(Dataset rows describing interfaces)
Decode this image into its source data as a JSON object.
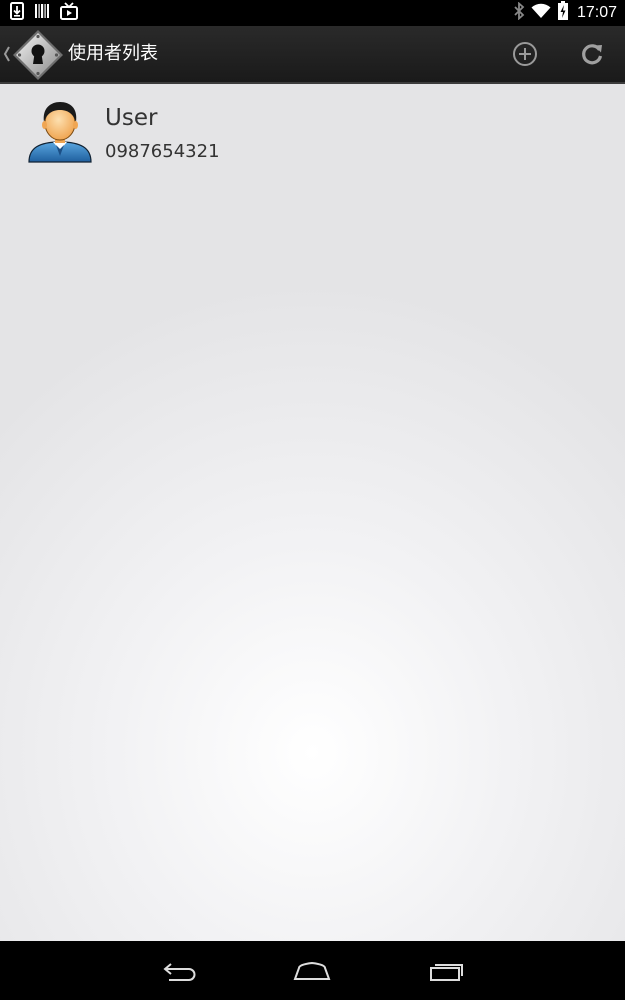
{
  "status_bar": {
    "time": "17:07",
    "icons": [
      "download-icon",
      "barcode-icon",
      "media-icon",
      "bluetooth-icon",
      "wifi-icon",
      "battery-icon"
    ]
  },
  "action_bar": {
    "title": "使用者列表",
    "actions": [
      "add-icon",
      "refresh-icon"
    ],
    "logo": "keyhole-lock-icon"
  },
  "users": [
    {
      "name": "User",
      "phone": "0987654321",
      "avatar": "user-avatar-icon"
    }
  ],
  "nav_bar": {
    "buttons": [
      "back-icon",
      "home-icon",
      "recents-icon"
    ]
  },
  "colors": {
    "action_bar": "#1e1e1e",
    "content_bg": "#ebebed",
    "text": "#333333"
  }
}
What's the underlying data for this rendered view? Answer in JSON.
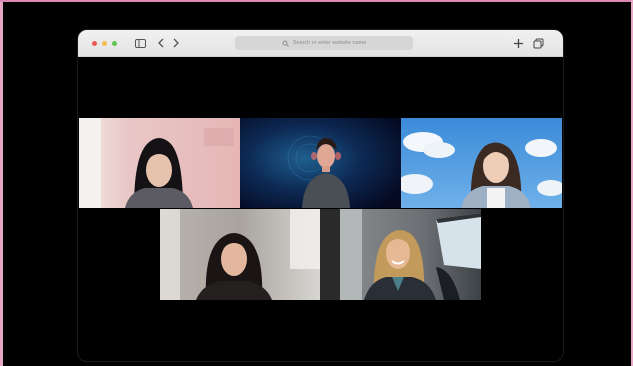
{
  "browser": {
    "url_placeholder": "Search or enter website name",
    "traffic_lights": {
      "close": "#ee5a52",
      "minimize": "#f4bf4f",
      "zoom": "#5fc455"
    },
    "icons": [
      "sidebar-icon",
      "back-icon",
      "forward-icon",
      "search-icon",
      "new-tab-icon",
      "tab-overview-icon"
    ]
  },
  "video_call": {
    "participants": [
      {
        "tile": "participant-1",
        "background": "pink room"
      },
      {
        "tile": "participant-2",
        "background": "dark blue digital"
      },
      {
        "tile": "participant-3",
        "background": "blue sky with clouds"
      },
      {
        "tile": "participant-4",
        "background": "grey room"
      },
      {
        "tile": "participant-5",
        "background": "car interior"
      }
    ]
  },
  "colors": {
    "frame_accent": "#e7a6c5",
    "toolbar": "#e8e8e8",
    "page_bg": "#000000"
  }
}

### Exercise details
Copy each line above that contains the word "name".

### Task output
      "name": "User",
    "url_placeholder": "Search or enter website name",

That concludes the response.